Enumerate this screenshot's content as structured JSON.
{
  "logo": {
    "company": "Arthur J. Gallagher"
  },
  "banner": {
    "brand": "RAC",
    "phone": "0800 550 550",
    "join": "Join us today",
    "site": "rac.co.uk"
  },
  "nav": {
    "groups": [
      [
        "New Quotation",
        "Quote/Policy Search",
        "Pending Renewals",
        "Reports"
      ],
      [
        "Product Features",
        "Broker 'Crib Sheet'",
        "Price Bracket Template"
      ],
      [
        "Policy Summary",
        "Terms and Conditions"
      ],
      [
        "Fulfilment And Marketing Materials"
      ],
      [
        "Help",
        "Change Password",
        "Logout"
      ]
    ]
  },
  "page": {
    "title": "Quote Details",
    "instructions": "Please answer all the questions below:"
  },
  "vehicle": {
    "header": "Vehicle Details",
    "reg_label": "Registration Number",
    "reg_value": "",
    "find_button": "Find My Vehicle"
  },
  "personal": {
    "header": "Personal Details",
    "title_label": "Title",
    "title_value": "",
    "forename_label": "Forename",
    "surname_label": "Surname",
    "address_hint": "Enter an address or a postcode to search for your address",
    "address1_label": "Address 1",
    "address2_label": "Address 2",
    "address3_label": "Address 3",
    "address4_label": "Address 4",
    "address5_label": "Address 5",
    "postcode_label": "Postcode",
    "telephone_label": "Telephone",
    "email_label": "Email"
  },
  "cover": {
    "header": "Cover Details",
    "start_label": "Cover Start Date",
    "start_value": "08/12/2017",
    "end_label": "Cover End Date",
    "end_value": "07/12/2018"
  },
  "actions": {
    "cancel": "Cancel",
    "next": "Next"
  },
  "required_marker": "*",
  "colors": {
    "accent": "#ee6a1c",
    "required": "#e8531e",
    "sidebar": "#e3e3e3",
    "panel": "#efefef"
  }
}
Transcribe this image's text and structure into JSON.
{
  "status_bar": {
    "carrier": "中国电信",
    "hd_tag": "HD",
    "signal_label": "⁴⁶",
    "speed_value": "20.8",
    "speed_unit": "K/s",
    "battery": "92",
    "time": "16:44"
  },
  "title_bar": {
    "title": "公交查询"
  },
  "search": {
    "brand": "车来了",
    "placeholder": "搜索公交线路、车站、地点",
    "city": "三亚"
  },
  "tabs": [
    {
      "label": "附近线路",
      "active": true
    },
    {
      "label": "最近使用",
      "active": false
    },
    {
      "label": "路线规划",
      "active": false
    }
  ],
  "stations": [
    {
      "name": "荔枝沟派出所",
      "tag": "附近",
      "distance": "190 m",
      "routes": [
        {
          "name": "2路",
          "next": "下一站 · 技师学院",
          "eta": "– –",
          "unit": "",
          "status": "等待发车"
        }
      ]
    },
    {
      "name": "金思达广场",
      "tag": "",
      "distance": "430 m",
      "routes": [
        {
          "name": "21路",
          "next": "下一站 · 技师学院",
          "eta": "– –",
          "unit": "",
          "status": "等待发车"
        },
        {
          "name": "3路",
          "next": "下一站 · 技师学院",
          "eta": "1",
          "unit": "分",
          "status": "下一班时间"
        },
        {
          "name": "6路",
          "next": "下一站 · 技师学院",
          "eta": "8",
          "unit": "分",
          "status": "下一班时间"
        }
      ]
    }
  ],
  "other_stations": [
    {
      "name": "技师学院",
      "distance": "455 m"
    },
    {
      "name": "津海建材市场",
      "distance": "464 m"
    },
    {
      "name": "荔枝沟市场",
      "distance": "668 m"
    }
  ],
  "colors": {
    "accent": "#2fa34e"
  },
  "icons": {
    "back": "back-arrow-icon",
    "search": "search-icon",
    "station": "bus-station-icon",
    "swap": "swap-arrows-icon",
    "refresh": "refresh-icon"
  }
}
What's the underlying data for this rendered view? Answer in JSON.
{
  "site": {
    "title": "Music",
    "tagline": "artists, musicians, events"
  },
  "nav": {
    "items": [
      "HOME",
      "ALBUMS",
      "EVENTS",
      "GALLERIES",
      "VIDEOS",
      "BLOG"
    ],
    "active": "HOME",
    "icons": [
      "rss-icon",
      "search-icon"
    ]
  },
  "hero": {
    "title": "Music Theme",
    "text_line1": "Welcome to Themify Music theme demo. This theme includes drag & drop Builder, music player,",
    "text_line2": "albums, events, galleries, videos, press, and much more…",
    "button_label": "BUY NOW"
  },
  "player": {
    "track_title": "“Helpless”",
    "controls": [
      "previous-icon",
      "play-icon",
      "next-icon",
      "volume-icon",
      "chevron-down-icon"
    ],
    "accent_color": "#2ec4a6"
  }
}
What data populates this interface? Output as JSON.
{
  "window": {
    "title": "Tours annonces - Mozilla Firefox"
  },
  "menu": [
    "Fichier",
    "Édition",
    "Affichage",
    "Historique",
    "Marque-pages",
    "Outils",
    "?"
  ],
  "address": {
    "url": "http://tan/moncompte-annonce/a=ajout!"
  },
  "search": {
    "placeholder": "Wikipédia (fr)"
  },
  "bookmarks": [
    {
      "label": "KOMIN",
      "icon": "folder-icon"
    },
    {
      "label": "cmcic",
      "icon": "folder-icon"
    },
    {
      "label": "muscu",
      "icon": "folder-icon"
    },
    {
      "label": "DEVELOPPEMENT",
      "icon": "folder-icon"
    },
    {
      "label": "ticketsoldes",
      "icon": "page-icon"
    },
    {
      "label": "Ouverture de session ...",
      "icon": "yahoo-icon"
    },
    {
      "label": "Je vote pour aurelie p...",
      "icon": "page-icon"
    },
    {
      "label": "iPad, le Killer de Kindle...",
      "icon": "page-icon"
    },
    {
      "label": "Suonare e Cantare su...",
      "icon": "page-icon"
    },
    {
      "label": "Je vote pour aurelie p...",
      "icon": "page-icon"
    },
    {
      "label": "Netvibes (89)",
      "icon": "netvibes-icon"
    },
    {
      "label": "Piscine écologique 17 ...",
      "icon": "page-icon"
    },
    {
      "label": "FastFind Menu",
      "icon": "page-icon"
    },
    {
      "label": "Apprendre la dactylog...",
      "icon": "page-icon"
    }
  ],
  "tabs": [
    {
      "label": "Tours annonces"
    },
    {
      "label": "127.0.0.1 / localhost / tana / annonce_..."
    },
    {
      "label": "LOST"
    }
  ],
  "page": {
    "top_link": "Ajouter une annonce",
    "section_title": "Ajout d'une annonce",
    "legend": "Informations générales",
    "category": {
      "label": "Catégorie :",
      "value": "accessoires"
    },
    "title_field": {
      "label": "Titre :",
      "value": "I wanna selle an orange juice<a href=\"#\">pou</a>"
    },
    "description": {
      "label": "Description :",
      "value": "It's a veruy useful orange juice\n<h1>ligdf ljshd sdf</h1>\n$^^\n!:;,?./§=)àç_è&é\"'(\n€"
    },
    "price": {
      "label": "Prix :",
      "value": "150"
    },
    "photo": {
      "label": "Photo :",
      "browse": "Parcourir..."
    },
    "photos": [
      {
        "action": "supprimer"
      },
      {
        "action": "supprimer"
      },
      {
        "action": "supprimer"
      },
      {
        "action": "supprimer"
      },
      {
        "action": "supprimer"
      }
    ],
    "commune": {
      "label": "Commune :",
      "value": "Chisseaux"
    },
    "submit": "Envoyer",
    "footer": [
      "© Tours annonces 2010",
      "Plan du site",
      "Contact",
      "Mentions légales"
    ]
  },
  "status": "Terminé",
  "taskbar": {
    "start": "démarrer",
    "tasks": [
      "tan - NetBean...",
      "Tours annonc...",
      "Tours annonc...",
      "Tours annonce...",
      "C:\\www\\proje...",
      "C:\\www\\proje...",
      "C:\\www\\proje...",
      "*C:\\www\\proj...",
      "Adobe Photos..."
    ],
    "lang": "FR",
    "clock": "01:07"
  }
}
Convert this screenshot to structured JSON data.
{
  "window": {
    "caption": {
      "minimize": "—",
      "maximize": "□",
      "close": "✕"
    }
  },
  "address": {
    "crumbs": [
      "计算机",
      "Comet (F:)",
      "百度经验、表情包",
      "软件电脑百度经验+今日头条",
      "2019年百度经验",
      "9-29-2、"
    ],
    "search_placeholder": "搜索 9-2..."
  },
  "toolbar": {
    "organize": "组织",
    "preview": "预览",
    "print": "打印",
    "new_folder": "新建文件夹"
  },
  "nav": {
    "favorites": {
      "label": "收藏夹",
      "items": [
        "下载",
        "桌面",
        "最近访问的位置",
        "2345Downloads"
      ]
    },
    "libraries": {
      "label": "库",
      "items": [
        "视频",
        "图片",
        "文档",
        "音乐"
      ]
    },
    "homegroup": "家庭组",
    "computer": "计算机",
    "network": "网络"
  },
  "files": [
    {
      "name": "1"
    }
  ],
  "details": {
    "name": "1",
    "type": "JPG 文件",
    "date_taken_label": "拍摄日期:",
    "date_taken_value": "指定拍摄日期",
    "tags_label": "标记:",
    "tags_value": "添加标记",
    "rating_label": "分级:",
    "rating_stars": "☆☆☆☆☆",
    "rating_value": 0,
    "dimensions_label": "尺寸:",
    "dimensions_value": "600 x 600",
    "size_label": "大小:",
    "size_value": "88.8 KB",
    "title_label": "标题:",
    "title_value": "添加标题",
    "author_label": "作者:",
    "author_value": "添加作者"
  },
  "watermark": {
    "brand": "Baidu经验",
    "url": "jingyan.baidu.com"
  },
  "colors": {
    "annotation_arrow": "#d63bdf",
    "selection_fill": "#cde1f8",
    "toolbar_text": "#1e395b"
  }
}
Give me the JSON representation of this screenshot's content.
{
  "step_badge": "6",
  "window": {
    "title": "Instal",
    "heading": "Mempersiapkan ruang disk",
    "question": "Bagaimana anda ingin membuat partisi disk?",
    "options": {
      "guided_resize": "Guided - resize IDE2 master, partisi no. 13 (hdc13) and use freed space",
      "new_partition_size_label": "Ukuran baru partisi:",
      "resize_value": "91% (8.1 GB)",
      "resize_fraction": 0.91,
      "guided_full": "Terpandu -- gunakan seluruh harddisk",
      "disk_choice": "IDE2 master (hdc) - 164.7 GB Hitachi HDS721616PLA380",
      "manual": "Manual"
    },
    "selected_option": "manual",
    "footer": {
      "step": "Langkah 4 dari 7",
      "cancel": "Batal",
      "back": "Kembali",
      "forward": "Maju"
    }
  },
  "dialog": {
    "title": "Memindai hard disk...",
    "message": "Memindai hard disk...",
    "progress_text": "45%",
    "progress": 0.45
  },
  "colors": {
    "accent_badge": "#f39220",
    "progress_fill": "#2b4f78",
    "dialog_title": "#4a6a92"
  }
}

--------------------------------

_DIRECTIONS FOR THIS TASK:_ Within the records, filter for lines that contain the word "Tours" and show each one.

_PROBLEM SOLUTION:_
    "title": "Tours annonces - Mozilla Firefox"
      "label": "Tours annonces"
      "© Tours annonces 2010",
      "Tours annonc...",
      "Tours annonc...",
      "Tours annonce...",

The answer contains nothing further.